The Team (l-r): Heikki Holstila, Jani Käppi, Lars Mesow and Jari Syrjärinne


“Precise map information, and a constantly updated, always available online map is very important for the future of autonomous driving,” Lars explains. “The idea this year was to work with HERE to demonstrate something that showed the students, visitors and journalists why autonomous vehicles need technology like that developed by HERE.”

The demonstration shows two cars driving autonomously and meeting several obstructions along the way. The first encounters these obstacles and shares the information with the cloud. The second, which has gained access to this data before meeting the construction work, uses this insight to drive more slowly through the area without any risk of accident.

Asked about the process of creating the demo, Jari says, “We didn’t have a great deal of time, but thankfully had very good teams around us – the guys from our Automotive team, the HD Map development team ­– who helped make it possible. We actually created a small-scale test track in one of our offices, using black carpet for the road and hockey tape for road markings. We created these based on Audi’s specs, and had a lot of fun building and testing our vehicles over the past few weeks.”

The aim is for HERE and Audi to work together for the 2017 Cup, with technology from HERE potentially becoming a key part of the competition, letting students work with map data to help their vehicles better navigate obstacles. In doing so, the students will learn a lot about how to develop software for very complex driving scenarios and transfer this into a suitable software architecture.

Target 2017

Jari says, “There are three main features we would like to introduce in 2017 – first, is HD Map, our highly-precise maps for automated driving purposes. These are simple to integrate, but rich enough to be used as a platform for all types of use cases.

“Second is positioning. The system must be able to establish the position of the car. This is relatively easy, using information from cameras and other prompts in the vehicle, but we are also starting to work with radio technologies – e.g. Wi-Fi ­– to establish the location and position of vehicles.

“Third are live updates. If the car is driving and sees something unusual, it is able to share this information, reroute data traffic and slow down early enough to avoid a collision. This relies on the fact that the car knows not only its own location, but the coordinates of these events.”

These capabilities, demonstrated last week, will be brought to the Audi development environment later this year. According to Jari, “These capabilities will enrich the experience for the students, and provide a better idea of how these technologies can empower the autonomous vehicle.”

Cream of the crop

Asked what the goal of the competition is, beyond the monetary prizes for first, second and third place, Lars tells us, “This is about giving students the opportunity to learn practical skills, and to showcase these skills. By impressing at these events, winners and runners up from these events have a better chance of securing internships and employment. It’s also an opportunity for us to learn more, and find talented people.”

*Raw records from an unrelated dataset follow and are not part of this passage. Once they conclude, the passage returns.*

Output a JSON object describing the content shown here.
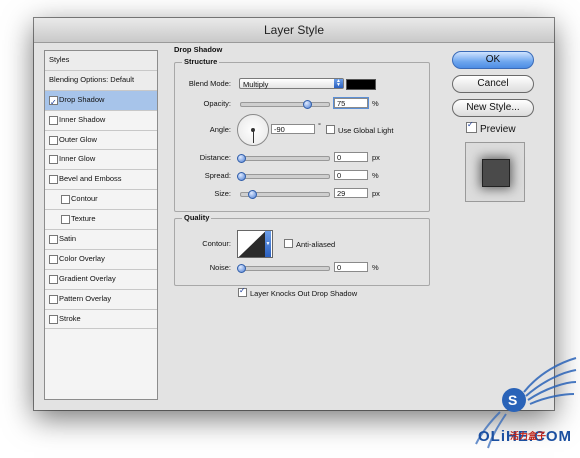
{
  "window": {
    "title": "Layer Style"
  },
  "styles_list": {
    "header": "Styles",
    "blending": "Blending Options: Default",
    "items": [
      {
        "label": "Drop Shadow",
        "checked": true,
        "selected": true,
        "sub": false
      },
      {
        "label": "Inner Shadow",
        "checked": false,
        "selected": false,
        "sub": false
      },
      {
        "label": "Outer Glow",
        "checked": false,
        "selected": false,
        "sub": false
      },
      {
        "label": "Inner Glow",
        "checked": false,
        "selected": false,
        "sub": false
      },
      {
        "label": "Bevel and Emboss",
        "checked": false,
        "selected": false,
        "sub": false
      },
      {
        "label": "Contour",
        "checked": false,
        "selected": false,
        "sub": true
      },
      {
        "label": "Texture",
        "checked": false,
        "selected": false,
        "sub": true
      },
      {
        "label": "Satin",
        "checked": false,
        "selected": false,
        "sub": false
      },
      {
        "label": "Color Overlay",
        "checked": false,
        "selected": false,
        "sub": false
      },
      {
        "label": "Gradient Overlay",
        "checked": false,
        "selected": false,
        "sub": false
      },
      {
        "label": "Pattern Overlay",
        "checked": false,
        "selected": false,
        "sub": false
      },
      {
        "label": "Stroke",
        "checked": false,
        "selected": false,
        "sub": false
      }
    ]
  },
  "drop_shadow": {
    "title": "Drop Shadow",
    "structure": {
      "title": "Structure",
      "blend_mode_label": "Blend Mode:",
      "blend_mode_value": "Multiply",
      "shadow_color": "#000000",
      "opacity_label": "Opacity:",
      "opacity_value": "75",
      "opacity_unit": "%",
      "opacity_level": 0.75,
      "angle_label": "Angle:",
      "angle_value": "-90",
      "angle_unit": "°",
      "use_global_light_label": "Use Global Light",
      "use_global_light_checked": false,
      "distance_label": "Distance:",
      "distance_value": "0",
      "distance_unit": "px",
      "distance_level": 0,
      "spread_label": "Spread:",
      "spread_value": "0",
      "spread_unit": "%",
      "spread_level": 0,
      "size_label": "Size:",
      "size_value": "29",
      "size_unit": "px",
      "size_level": 0.12
    },
    "quality": {
      "title": "Quality",
      "contour_label": "Contour:",
      "anti_aliased_label": "Anti-aliased",
      "anti_aliased_checked": false,
      "noise_label": "Noise:",
      "noise_value": "0",
      "noise_unit": "%",
      "noise_level": 0
    },
    "knocks_out_label": "Layer Knocks Out Drop Shadow",
    "knocks_out_checked": true
  },
  "buttons": {
    "ok": "OK",
    "cancel": "Cancel",
    "new_style": "New Style...",
    "preview_label": "Preview",
    "preview_checked": true
  },
  "watermark": {
    "text": "OLiHE.COM",
    "sub": "活力盒子"
  },
  "colors": {
    "selection": "#a7c4ea",
    "accent": "#4e8de4"
  }
}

Discussing the part HERE has played, Jari explains, “We wanted to show how our map data and services can make a significant contribution to the development of the autonomous car. We want to show what we can do.”

Jamie Stevenson

Jamie Stevenson

Have your say

Sign up for our newsletter

Why sign up:

  • Latest offers and discounts
  • Tailored content delivered weekly
  • Exclusive events
  • One click to unsubscribe